Despite his goal-scoring feats for East Fife, however Charlie didn’t feature in the plans of the Scottish International selection committee at this time. The press had long been full of praise for the East Fife player, and were of the opinion that Charlie should be considered for international duty with the following article appearing in the Dundee Courier on Monday 4th October 1948 following Wats Fife’s 3-1 league victory over Queen of the South in which the free-scoring Fleming had scored twice:
“It is time our selectors were realising that our best footballers ate no longer confined to the west, and so give the eastern players more consideration when the honours are handed out!”
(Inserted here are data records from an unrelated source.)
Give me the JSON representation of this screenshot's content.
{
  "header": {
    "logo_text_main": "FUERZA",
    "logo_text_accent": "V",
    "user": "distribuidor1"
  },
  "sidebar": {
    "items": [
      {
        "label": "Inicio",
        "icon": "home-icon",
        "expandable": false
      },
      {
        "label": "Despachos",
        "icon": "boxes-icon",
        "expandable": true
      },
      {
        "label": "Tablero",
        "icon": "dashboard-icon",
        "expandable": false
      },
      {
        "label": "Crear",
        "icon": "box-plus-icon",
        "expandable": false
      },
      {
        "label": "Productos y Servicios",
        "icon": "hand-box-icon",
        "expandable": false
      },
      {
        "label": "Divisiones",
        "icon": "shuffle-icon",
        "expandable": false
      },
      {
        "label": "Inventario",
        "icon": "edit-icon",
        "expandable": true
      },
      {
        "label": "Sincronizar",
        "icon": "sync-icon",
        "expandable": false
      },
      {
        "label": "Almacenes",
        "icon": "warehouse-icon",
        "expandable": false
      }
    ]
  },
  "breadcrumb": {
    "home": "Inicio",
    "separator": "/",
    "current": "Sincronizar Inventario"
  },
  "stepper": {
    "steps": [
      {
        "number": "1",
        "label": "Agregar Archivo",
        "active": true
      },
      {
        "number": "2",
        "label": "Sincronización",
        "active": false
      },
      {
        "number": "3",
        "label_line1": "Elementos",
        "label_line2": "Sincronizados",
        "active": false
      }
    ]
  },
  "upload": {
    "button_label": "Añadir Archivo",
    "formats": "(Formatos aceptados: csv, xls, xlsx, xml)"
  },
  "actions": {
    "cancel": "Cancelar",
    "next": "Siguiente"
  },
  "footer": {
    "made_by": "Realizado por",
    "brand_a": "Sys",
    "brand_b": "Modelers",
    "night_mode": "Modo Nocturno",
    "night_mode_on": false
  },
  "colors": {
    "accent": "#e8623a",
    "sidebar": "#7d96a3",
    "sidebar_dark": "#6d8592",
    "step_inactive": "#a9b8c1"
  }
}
Although Charlie was subsequently selected as a reserve for the Scottish League’s matches against the Welsh League and the Irish League in October 1948, it was to be another five years before the East Fife star was selected to represent his country at full international level! The occasion was a Home International Championship meeting against Ireland at Windsor Park in Belfast on Saturday 3rd October 1953, which was also o double as a World Cup qualifier for the forthcoming tournament in Switzerland.
Despite scoring twice that afternoon in a 3-1 victory, however, this was to be Fleming’s one and only appearance for Scotland. Like his East Fife teammate Henry Morris before him, Charlie had made a scoring debut for his country, yet was mysteriously never picked to play for Scotland again. Id the newspaper reports of the day are to be believed, however, it would appear that Charlie had not played to the best of his abilities that afternoon in Belfast, but surely the fact that the player had netted twice was good enough reason fir him to have been selected for future internationals? It would appear not!
Charlie Fleming did make one other “international” appearance, however, when he was selected to plat for the Great Britain against Wales at Ninian Park in Cardiff in December 1951. The match had been arranged to commemorate the seventy-fifth anniversary of the Football Association of Wales and Fleming scored the first of Britain’s two goals in a 3-2 defeat.
In January 1955 Charlie Fleming was transferred to Sunderland in a cash-plus-player deal that saw Scotland internationalist Tommy Wright move from Roker Park to Bayview. Charlie played for Sunderland for three seasons before ending his senior football days with Bath City in the Southern League, finally hanging his boos up in 1965.